Mike Molinari – 1998 IChO

  • Mike Molinari – 1998 IChO image

Dr Mike Molinari grew up in the small town of Katanning in Western Australia, where he formed a passion for using science and technology to make a difference in the world. 

“My earliest memory of science was, embarrassingly, telling my mum that I knew where she could find a periodic table – thinking that she was talking about our camping table in the shed!” he says. “I’ve since learnt a bit more about chemistry.”

Mike wanted to take on the challenge of the Olympiads because he enjoyed learning about science and how the world works. “The ASO program gave me the opportunity to learn more and really challenge myself,” he says.Plus, there was the incentive of a trip to Canberra for the training camp, and then to the IChO itself.”

Mike excelled in the qualifying exams and secured a place on the Australian team competing at the 1998 International Chemistry Olympiad in Melbourne.

Although he didn’t get to travel overseas, he loved introducing people from so many countries to the life in Australia. “At the same time, it meant that the country guides were undergrads from Melbourne Uni, who introduced us to the local nightlife,” he says.

After school, he went on exchange for a year to Argentina and completed a combined degree in Chemical Engineering and Science at the University of Melbourne.
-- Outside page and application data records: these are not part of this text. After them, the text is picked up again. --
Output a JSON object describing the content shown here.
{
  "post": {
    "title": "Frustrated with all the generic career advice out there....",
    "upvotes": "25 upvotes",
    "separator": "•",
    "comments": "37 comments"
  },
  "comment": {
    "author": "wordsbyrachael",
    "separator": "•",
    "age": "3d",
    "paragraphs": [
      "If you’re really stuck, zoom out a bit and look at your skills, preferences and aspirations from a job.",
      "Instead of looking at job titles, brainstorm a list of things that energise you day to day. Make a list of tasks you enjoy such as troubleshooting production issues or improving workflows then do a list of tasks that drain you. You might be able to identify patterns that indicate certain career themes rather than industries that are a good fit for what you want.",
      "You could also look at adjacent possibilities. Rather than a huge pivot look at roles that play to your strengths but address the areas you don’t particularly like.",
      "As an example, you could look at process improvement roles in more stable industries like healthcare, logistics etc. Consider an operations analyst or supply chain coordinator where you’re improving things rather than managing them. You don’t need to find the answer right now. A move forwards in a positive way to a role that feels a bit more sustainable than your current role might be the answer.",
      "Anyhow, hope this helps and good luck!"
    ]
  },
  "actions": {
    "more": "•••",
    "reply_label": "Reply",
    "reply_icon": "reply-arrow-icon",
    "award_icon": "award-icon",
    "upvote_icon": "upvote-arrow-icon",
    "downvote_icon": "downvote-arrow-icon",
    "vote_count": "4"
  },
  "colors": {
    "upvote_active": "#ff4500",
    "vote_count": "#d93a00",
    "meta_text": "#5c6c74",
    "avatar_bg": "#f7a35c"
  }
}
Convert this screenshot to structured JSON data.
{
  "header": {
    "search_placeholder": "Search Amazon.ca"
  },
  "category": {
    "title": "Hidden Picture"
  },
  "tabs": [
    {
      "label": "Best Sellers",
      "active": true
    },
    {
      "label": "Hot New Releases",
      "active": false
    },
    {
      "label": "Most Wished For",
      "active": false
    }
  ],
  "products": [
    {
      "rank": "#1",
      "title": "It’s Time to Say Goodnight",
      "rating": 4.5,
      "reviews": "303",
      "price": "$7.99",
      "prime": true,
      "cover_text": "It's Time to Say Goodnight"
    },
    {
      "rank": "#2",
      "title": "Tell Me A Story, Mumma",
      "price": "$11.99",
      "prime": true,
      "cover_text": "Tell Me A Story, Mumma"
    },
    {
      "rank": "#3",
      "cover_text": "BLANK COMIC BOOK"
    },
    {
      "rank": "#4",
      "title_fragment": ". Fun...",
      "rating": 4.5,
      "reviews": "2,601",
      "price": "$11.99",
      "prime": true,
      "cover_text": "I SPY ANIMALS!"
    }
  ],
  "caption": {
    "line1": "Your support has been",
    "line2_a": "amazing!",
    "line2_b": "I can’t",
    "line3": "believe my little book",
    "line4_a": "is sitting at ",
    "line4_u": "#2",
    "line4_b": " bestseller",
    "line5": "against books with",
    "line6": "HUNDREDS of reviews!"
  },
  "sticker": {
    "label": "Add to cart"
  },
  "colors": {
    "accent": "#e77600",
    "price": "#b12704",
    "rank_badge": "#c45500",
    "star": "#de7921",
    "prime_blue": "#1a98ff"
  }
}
He then spent some time as a management consultant, before going on to do a PhD in Biomedical Engineering at the University of Oxford.

Today, Mike is the Managing Director of IP Group Australia. “I get to work with great researchers and to turn their discoveries into products and companies that will change the world,” he says.

An ongoing achievement of his is balancing work with family life, as he has a very demanding job. “That said, the silver medal at the IChO would come close!” he says.

Mike highly recommends the Olympiads to any student interested in science because it’s “a great experience to have, to really push yourself beyond what you will learn in your school curriculum.” He believes it’s not about the result, but the journey and getting exposure to new ideas.

Overall, he recognises that the Olympiads was “a fantastic program for me and for many others.”

He also encourages interested high school students to pursue careers in STEM because “the skills that you will develop will be relevant to all aspects of your life.”

In his personal life, Mike is passionate about making sure that his kids have the same opportunities as him to explore their interests and develop their own passions. 


Published on 7 February, 2023